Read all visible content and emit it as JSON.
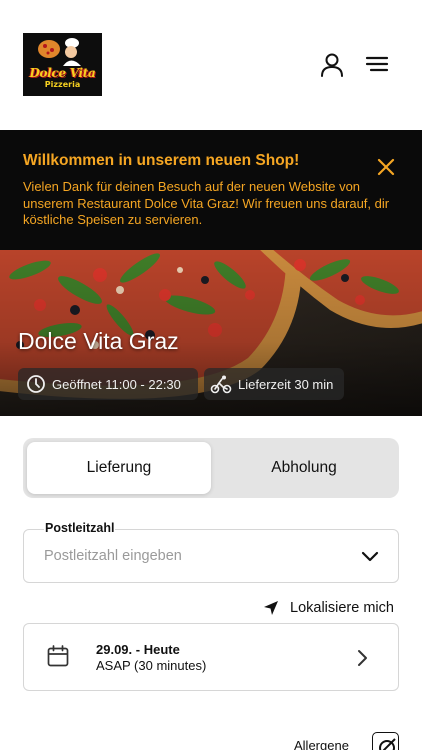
{
  "header": {
    "logo_text": "Dolce Vita",
    "logo_subtext": "Pizzeria",
    "user_icon": "user-icon",
    "menu_icon": "hamburger-menu-icon"
  },
  "banner": {
    "title": "Willkommen in unserem neuen Shop!",
    "text": "Vielen Dank für deinen Besuch auf der neuen Website von unserem Restaurant Dolce Vita Graz! Wir freuen uns darauf, dir köstliche Speisen zu servieren.",
    "close_icon": "close-icon",
    "accent_color": "#f5a623",
    "background_color": "#0a0a0a"
  },
  "hero": {
    "title": "Dolce Vita Graz",
    "opening_hours": "Geöffnet 11:00 - 22:30",
    "delivery_time": "Lieferzeit 30 min"
  },
  "order_mode": {
    "options": [
      "Lieferung",
      "Abholung"
    ],
    "selected": "Lieferung"
  },
  "postal": {
    "label": "Postleitzahl",
    "placeholder": "Postleitzahl eingeben",
    "value": ""
  },
  "locate": {
    "label": "Lokalisiere mich"
  },
  "schedule": {
    "date": "29.09. - Heute",
    "time": "ASAP (30 minutes)"
  },
  "allergens": {
    "label": "Allergene"
  }
}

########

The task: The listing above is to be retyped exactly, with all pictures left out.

Finished task:
Read all visible content and emit it as JSON.
{
  "header": {
    "logo_text": "Dolce Vita",
    "logo_subtext": "Pizzeria",
    "user_icon": "user-icon",
    "menu_icon": "hamburger-menu-icon"
  },
  "banner": {
    "title": "Willkommen in unserem neuen Shop!",
    "text": "Vielen Dank für deinen Besuch auf der neuen Website von unserem Restaurant Dolce Vita Graz! Wir freuen uns darauf, dir köstliche Speisen zu servieren.",
    "close_icon": "close-icon",
    "accent_color": "#f5a623",
    "background_color": "#0a0a0a"
  },
  "hero": {
    "title": "Dolce Vita Graz",
    "opening_hours": "Geöffnet 11:00 - 22:30",
    "delivery_time": "Lieferzeit 30 min"
  },
  "order_mode": {
    "options": [
      "Lieferung",
      "Abholung"
    ],
    "selected": "Lieferung"
  },
  "postal": {
    "label": "Postleitzahl",
    "placeholder": "Postleitzahl eingeben",
    "value": ""
  },
  "locate": {
    "label": "Lokalisiere mich"
  },
  "schedule": {
    "date": "29.09. - Heute",
    "time": "ASAP (30 minutes)"
  },
  "allergens": {
    "label": "Allergene"
  }
}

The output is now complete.